▶ Assignment
Send back all the data below, exactly as given.

▶ Dataset excerpts
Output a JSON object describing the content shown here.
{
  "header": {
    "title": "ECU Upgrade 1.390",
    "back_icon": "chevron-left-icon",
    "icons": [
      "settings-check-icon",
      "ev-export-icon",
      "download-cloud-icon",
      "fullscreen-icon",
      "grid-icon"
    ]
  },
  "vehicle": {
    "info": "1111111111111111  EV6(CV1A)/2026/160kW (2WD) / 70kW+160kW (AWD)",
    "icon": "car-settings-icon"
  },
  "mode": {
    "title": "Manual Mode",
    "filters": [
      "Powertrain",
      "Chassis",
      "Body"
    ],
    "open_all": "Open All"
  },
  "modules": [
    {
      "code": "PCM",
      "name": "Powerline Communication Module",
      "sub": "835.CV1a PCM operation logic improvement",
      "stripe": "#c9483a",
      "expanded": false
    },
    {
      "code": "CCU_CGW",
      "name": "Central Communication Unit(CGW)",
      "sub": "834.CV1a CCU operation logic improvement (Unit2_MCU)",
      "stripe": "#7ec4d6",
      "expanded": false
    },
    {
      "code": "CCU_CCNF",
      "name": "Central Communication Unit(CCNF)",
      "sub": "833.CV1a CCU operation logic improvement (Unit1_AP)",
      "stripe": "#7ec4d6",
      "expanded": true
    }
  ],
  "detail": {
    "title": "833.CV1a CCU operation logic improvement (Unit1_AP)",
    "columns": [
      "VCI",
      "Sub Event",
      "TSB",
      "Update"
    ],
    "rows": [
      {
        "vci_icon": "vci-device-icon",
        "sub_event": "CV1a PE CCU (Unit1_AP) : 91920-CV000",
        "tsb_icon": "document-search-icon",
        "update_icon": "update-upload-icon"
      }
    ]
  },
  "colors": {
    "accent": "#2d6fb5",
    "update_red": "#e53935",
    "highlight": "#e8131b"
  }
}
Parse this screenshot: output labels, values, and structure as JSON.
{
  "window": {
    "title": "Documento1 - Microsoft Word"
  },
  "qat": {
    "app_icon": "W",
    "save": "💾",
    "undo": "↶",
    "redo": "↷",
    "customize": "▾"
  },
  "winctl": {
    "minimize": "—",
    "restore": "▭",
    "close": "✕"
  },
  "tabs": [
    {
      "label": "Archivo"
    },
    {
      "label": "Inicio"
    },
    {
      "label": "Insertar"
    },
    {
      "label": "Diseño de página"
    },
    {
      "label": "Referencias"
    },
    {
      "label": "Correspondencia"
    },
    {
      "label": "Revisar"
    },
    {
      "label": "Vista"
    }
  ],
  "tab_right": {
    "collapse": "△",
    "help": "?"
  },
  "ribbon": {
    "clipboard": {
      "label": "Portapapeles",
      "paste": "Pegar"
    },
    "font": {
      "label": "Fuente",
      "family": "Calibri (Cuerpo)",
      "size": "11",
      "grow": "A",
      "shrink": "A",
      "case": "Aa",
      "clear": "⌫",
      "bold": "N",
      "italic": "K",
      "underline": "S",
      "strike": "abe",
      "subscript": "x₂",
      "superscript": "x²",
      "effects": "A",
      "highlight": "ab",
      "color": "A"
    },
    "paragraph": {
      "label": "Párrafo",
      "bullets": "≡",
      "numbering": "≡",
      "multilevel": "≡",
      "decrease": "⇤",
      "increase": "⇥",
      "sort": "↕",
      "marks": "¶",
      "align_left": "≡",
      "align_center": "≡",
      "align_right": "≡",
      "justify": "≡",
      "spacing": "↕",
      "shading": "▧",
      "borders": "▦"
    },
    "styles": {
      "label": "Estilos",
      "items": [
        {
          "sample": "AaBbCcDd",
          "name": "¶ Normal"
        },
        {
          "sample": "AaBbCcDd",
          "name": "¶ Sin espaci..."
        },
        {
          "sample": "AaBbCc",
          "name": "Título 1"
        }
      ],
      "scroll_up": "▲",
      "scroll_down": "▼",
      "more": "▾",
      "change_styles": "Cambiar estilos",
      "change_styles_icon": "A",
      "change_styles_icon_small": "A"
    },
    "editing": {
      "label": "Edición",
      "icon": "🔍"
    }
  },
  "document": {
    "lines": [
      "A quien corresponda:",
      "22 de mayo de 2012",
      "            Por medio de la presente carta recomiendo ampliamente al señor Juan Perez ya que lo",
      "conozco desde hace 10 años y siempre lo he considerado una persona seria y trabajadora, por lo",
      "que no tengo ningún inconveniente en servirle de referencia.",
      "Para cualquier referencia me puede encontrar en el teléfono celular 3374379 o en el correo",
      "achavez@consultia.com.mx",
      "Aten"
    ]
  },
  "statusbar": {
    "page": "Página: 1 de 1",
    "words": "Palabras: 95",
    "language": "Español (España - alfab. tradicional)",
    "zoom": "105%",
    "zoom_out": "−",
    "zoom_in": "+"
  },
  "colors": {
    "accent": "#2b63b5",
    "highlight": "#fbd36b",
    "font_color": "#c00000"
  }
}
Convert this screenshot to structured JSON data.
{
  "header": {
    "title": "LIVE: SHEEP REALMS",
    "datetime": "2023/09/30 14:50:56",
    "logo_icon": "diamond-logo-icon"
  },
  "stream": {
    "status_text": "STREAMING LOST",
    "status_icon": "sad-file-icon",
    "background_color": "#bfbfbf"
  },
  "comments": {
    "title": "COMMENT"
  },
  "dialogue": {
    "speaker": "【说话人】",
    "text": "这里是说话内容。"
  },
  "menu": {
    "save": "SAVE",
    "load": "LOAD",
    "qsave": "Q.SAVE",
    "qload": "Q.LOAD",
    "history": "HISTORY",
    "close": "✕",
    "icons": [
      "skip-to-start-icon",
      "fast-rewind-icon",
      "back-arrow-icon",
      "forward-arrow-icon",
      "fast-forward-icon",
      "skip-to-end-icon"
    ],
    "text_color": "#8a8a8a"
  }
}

▶ Finished task
Output a JSON object describing the content shown here.
{
  "header": {
    "title": "ECU Upgrade 1.390",
    "back_icon": "chevron-left-icon",
    "icons": [
      "settings-check-icon",
      "ev-export-icon",
      "download-cloud-icon",
      "fullscreen-icon",
      "grid-icon"
    ]
  },
  "vehicle": {
    "info": "1111111111111111  EV6(CV1A)/2026/160kW (2WD) / 70kW+160kW (AWD)",
    "icon": "car-settings-icon"
  },
  "mode": {
    "title": "Manual Mode",
    "filters": [
      "Powertrain",
      "Chassis",
      "Body"
    ],
    "open_all": "Open All"
  },
  "modules": [
    {
      "code": "PCM",
      "name": "Powerline Communication Module",
      "sub": "835.CV1a PCM operation logic improvement",
      "stripe": "#c9483a",
      "expanded": false
    },
    {
      "code": "CCU_CGW",
      "name": "Central Communication Unit(CGW)",
      "sub": "834.CV1a CCU operation logic improvement (Unit2_MCU)",
      "stripe": "#7ec4d6",
      "expanded": false
    },
    {
      "code": "CCU_CCNF",
      "name": "Central Communication Unit(CCNF)",
      "sub": "833.CV1a CCU operation logic improvement (Unit1_AP)",
      "stripe": "#7ec4d6",
      "expanded": true
    }
  ],
  "detail": {
    "title": "833.CV1a CCU operation logic improvement (Unit1_AP)",
    "columns": [
      "VCI",
      "Sub Event",
      "TSB",
      "Update"
    ],
    "rows": [
      {
        "vci_icon": "vci-device-icon",
        "sub_event": "CV1a PE CCU (Unit1_AP) : 91920-CV000",
        "tsb_icon": "document-search-icon",
        "update_icon": "update-upload-icon"
      }
    ]
  },
  "colors": {
    "accent": "#2d6fb5",
    "update_red": "#e53935",
    "highlight": "#e8131b"
  }
}
Parse this screenshot: output labels, values, and structure as JSON.
{
  "window": {
    "title": "Documento1 - Microsoft Word"
  },
  "qat": {
    "app_icon": "W",
    "save": "💾",
    "undo": "↶",
    "redo": "↷",
    "customize": "▾"
  },
  "winctl": {
    "minimize": "—",
    "restore": "▭",
    "close": "✕"
  },
  "tabs": [
    {
      "label": "Archivo"
    },
    {
      "label": "Inicio"
    },
    {
      "label": "Insertar"
    },
    {
      "label": "Diseño de página"
    },
    {
      "label": "Referencias"
    },
    {
      "label": "Correspondencia"
    },
    {
      "label": "Revisar"
    },
    {
      "label": "Vista"
    }
  ],
  "tab_right": {
    "collapse": "△",
    "help": "?"
  },
  "ribbon": {
    "clipboard": {
      "label": "Portapapeles",
      "paste": "Pegar"
    },
    "font": {
      "label": "Fuente",
      "family": "Calibri (Cuerpo)",
      "size": "11",
      "grow": "A",
      "shrink": "A",
      "case": "Aa",
      "clear": "⌫",
      "bold": "N",
      "italic": "K",
      "underline": "S",
      "strike": "abe",
      "subscript": "x₂",
      "superscript": "x²",
      "effects": "A",
      "highlight": "ab",
      "color": "A"
    },
    "paragraph": {
      "label": "Párrafo",
      "bullets": "≡",
      "numbering": "≡",
      "multilevel": "≡",
      "decrease": "⇤",
      "increase": "⇥",
      "sort": "↕",
      "marks": "¶",
      "align_left": "≡",
      "align_center": "≡",
      "align_right": "≡",
      "justify": "≡",
      "spacing": "↕",
      "shading": "▧",
      "borders": "▦"
    },
    "styles": {
      "label": "Estilos",
      "items": [
        {
          "sample": "AaBbCcDd",
          "name": "¶ Normal"
        },
        {
          "sample": "AaBbCcDd",
          "name": "¶ Sin espaci..."
        },
        {
          "sample": "AaBbCc",
          "name": "Título 1"
        }
      ],
      "scroll_up": "▲",
      "scroll_down": "▼",
      "more": "▾",
      "change_styles": "Cambiar estilos",
      "change_styles_icon": "A",
      "change_styles_icon_small": "A"
    },
    "editing": {
      "label": "Edición",
      "icon": "🔍"
    }
  },
  "document": {
    "lines": [
      "A quien corresponda:",
      "22 de mayo de 2012",
      "            Por medio de la presente carta recomiendo ampliamente al señor Juan Perez ya que lo",
      "conozco desde hace 10 años y siempre lo he considerado una persona seria y trabajadora, por lo",
      "que no tengo ningún inconveniente en servirle de referencia.",
      "Para cualquier referencia me puede encontrar en el teléfono celular 3374379 o en el correo",
      "achavez@consultia.com.mx",
      "Aten"
    ]
  },
  "statusbar": {
    "page": "Página: 1 de 1",
    "words": "Palabras: 95",
    "language": "Español (España - alfab. tradicional)",
    "zoom": "105%",
    "zoom_out": "−",
    "zoom_in": "+"
  },
  "colors": {
    "accent": "#2b63b5",
    "highlight": "#fbd36b",
    "font_color": "#c00000"
  }
}
Convert this screenshot to structured JSON data.
{
  "header": {
    "title": "LIVE: SHEEP REALMS",
    "datetime": "2023/09/30 14:50:56",
    "logo_icon": "diamond-logo-icon"
  },
  "stream": {
    "status_text": "STREAMING LOST",
    "status_icon": "sad-file-icon",
    "background_color": "#bfbfbf"
  },
  "comments": {
    "title": "COMMENT"
  },
  "dialogue": {
    "speaker": "【说话人】",
    "text": "这里是说话内容。"
  },
  "menu": {
    "save": "SAVE",
    "load": "LOAD",
    "qsave": "Q.SAVE",
    "qload": "Q.LOAD",
    "history": "HISTORY",
    "close": "✕",
    "icons": [
      "skip-to-start-icon",
      "fast-rewind-icon",
      "back-arrow-icon",
      "forward-arrow-icon",
      "fast-forward-icon",
      "skip-to-end-icon"
    ],
    "text_color": "#8a8a8a"
  }
}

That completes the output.